Special to the Parade
It was just right there at the swing bridge by Long Island Village. There were about four mothers and a few youngsters milling around and around chasing something. Then we saw a thrash, a splash and swoop, a huge sheepshead fish flew out of the water only to be snatched up by Nipper, one of the mothers. While the kiddos played with us around my boat, the mothers began to do something I had never seen before.
I have seen them carry sheepshead around for a while in their mouths to tenderize it, I suppose. But today, after Nipper gave it a few shakes, she left it at the surface. I saw it floating there, and for a second, I thought, “Oh boy, they are going to give it to me.” I waited, and sure enough another mother, Grayta, came up and took it in her mouth. Then she gave it a toss and another dolphin mother in the group, Shadow, came up and took it in her mouth.
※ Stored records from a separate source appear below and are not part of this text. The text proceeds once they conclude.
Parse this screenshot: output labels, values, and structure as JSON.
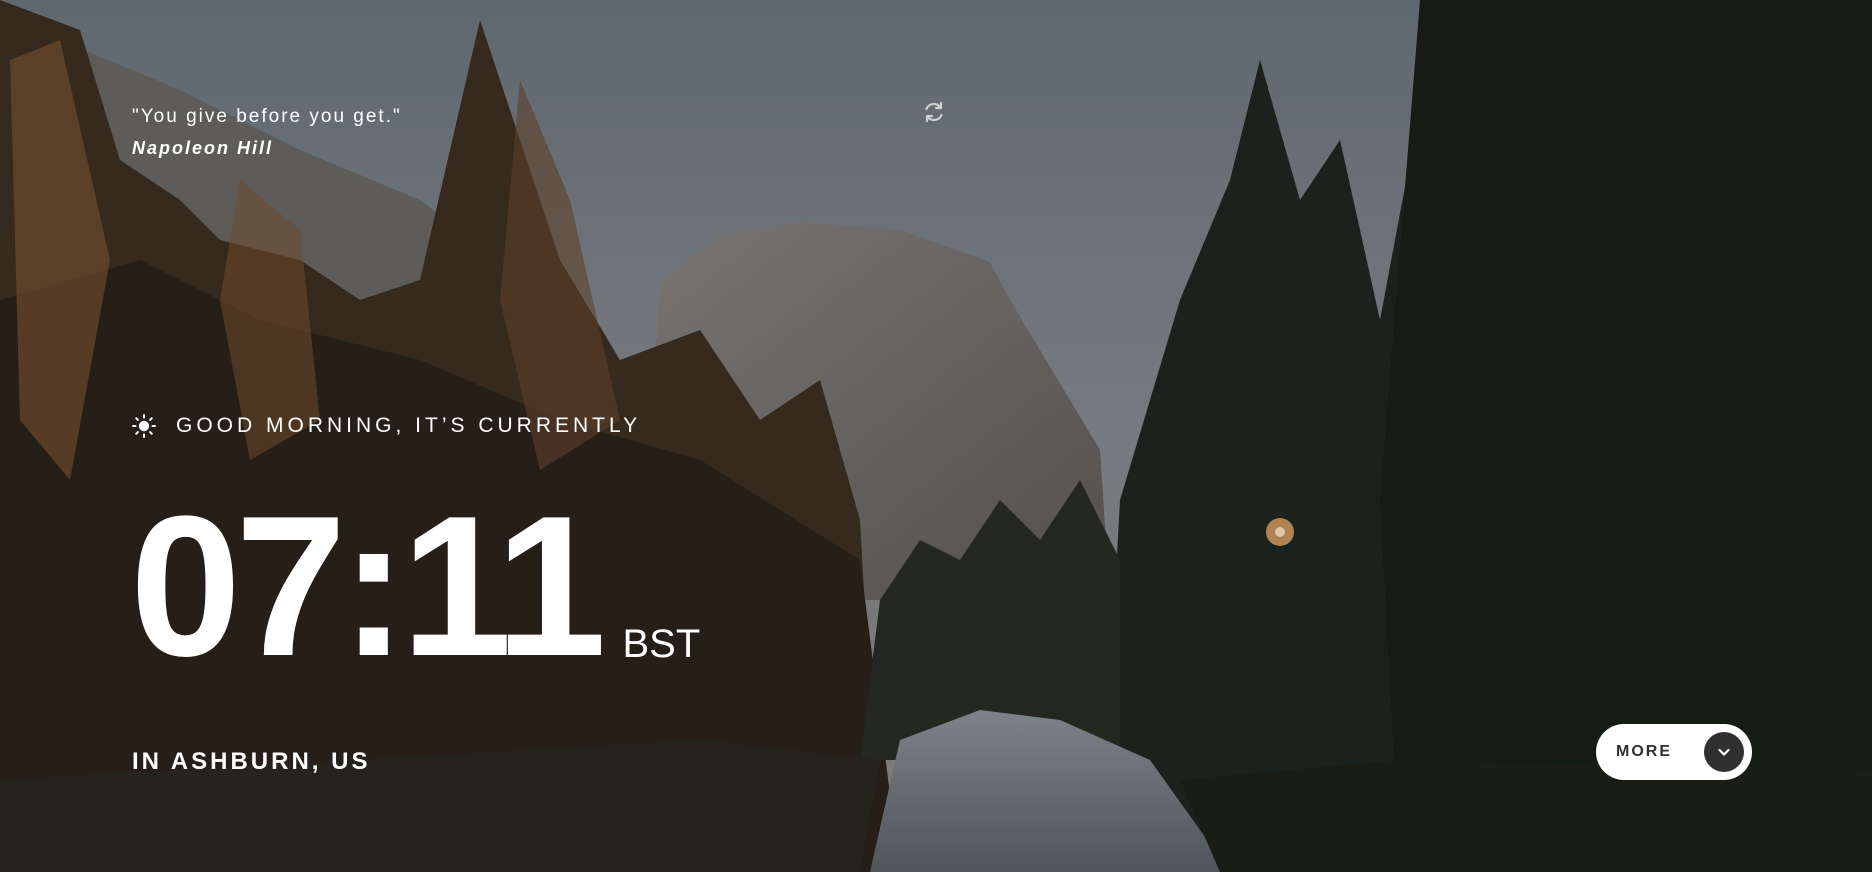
{
  "quote": {
    "text": "\"You give before you get.\"",
    "author": "Napoleon Hill",
    "refresh_icon": "refresh-icon"
  },
  "greeting": {
    "icon": "sun-icon",
    "text": "GOOD MORNING, IT’S CURRENTLY"
  },
  "clock": {
    "time": "07:11",
    "timezone": "BST"
  },
  "location": {
    "text": "IN ASHBURN, US"
  },
  "more_button": {
    "label": "MORE",
    "icon": "chevron-down-icon",
    "background": "#ffffff",
    "icon_background": "#303030"
  }
}
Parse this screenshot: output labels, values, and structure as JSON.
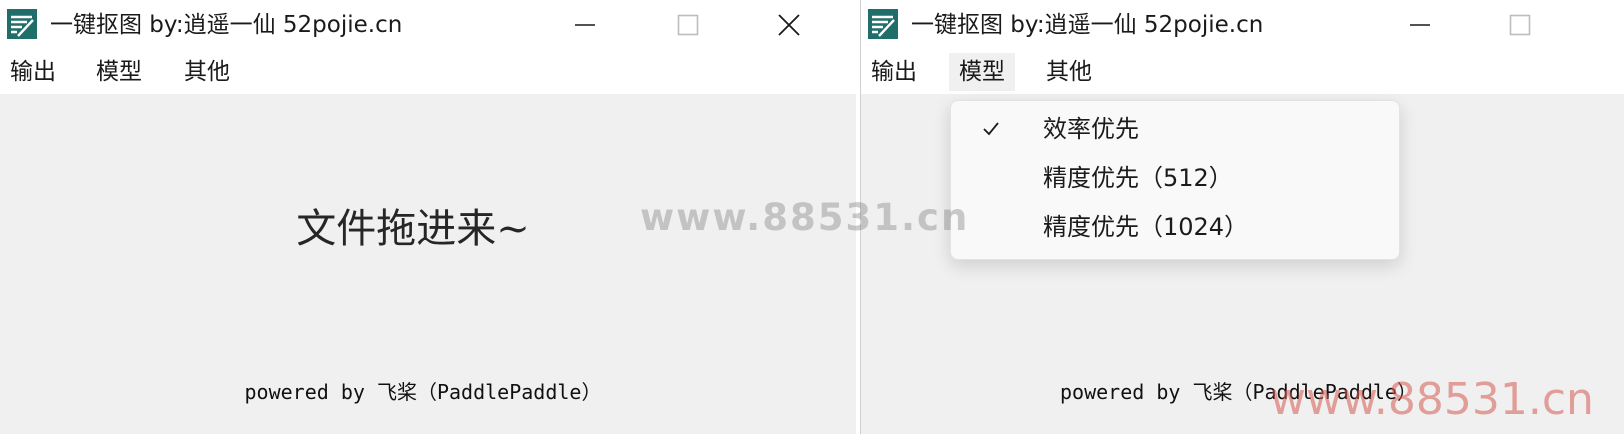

It was wonderful to watch and film. Then again, Shadow left it floating, by now less of it left, and Nipper came back and took it in her mouth. Mama Mia. They were all sharing the sheepshead snack. We just sat in neutral watching the whole thing take place. The water was like a mirror, so we could see it all perfectly. Then the final blow to the fish came as Nipper took the last of it, and it was over for the poor fish. He had had a good life, though, for he was a big one – a big one for all the mamas to share.
It is never a dull moment out there, with this wonderful tribe of dolphins. They have taught me so much about their ways of life here in the Laguna Madre. And I love to share what they have taught me thru the sealife center in Port Isabel – a voice for our dolphins and their world. It’s beautiful. It’s our nature niche.
Join the dolphinwhisperer, Scarlet Colley by liking the Facebook page or visiting spisealife.org for a dolphin experience with her and faithful companion Rozzi, the dolphin dog.
Nurture with nature.